"Room for Everyone"
- Outside the Desert Retreat House -
Last week I was both saddened and baffled by the release of a declaration of “so-called” Christian doctrine known as the “Nashville Statement.” Issued by several prominent conservative Evangelical Christian leaders, this document essentially offered a clear-cut judgment about who is an “acceptable” Christian and who does not belong.
According to the “Nashville Statement,” If you are a heterosexual Christian, you are acceptable; but, if you are homosexual and are unwilling to denounce your sexual orientation and live a life of celibacy, you are unacceptable, you aren’t a true Christian, you don’t belong. In fact, the document went even further by declaring that churches that welcome “non-celibate” homosexuals and bless same-gender marriages are not authentic Christian churches.
My first reaction to this statement was one of sorrow. As I see it, some of the greatest pain we can inflict upon fellow human beings is to tell someone that they “don’t belong.” I remember a time in my childhood when I was about 10 years old. We had moved into a new neighborhood where the kids all knew each other pretty well. In fact, they all belonged to a neighborhood club and I was almost immediately informed that I would not be welcome to participate in the club until I had lived there for a while so they could determine if I met their membership standards.
Those months of being on the “outside looking in” were perhaps some of the loneliest times of my life and they still hold a clear place in my memory even to this very day.
Nowadays, we seem to be inflicting a lot of “you don’t belong” type of pain upon one another as people tell other people that they don’t belong because they aren’t white enough, or smart enough or rich enough, or they don’t speak English well enough to “belong.” And then, last week, we heard a group of people telling fellow Christians that they don’t belong because they don’t have the “correct” sexual orientation.

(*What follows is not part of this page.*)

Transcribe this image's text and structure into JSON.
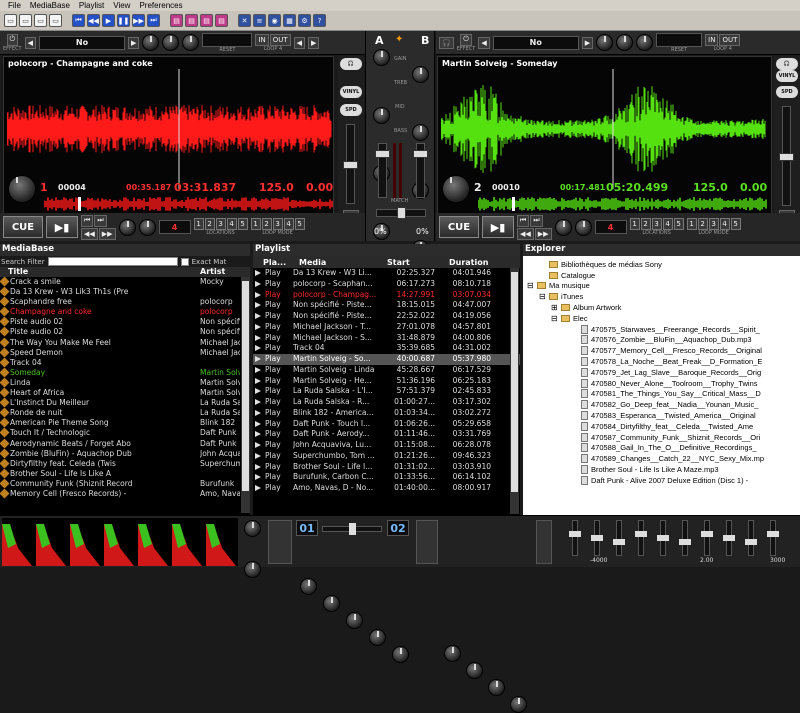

Beside feeling sorrow and pain over last week’s “Nashville Statement,” I am also baffled by it because, for the life of me, I can’t imagine how a group of “leaders” who claim to be followers of Jesus could promote a doctrine that was so directly opposed to what Jesus actually did and taught in his lifetime.
In one word, the only “doctrine” taught by Jesus was the doctrine of “Grace.” He proclaimed that there was only one Law to be followed: the law of Love, unconditional, unbridled, radical Love and he declared that “everyone belonged.” Jesus taught that there are no outcasts and everyone is assured a place of equal dignity at the table of life. In fact, if you read the Christian Gospels, there is not a single instance in which Jesus tells someone that they “don’t belong” and the only judgment you ever see him issuing is a judgment against hypocritical and pharisaical temple leaders.
I remember something the well-know Christian theologian, Paul Tillich, once wrote about the nature of “grace” in our human condition. He said that “grace” is an awareness of acceptance often “striking us” when we feel that we don’t belong:
Do you know what it means to be struck by grace?
It strikes us when year after year, that need for perfection of life does not appear,
Sometimes at that moment it is as if a light breaks into our darkness
and it is as if a voice were saying:
you are accepted, you are accepted.
Simply accept the fact that you are accepted.
As I see it, you certainly don’t have to be a Christian believer to experience grace, you don’t even have to be a believer of any sort. Whenever any one of us comes to the realization that there are no elite, no inner circles and outer circles of people, that we all belong to the universe, we belong to a world of nature, we belong to one another, and that this is innate in our human condition, we experience “grace.”
The Sufi poet, Rumi, once wrote:
Give up to grace.
The Ocean takes care of each wave ‘till it gets to the shore.
Who indeed should be so fortunate?
An ocean wooing a drop.
We all live and move and have our being in an Ocean of Universal Love, we all “belong” and we are most human when we can embrace our fellow human beings and declare: you are accepted, you are accepted, simply accept the fact that you are accepted. This is what it means to be fully human, this is what any spiritual journey is all about – it’s all about belonging, it’s all about grace.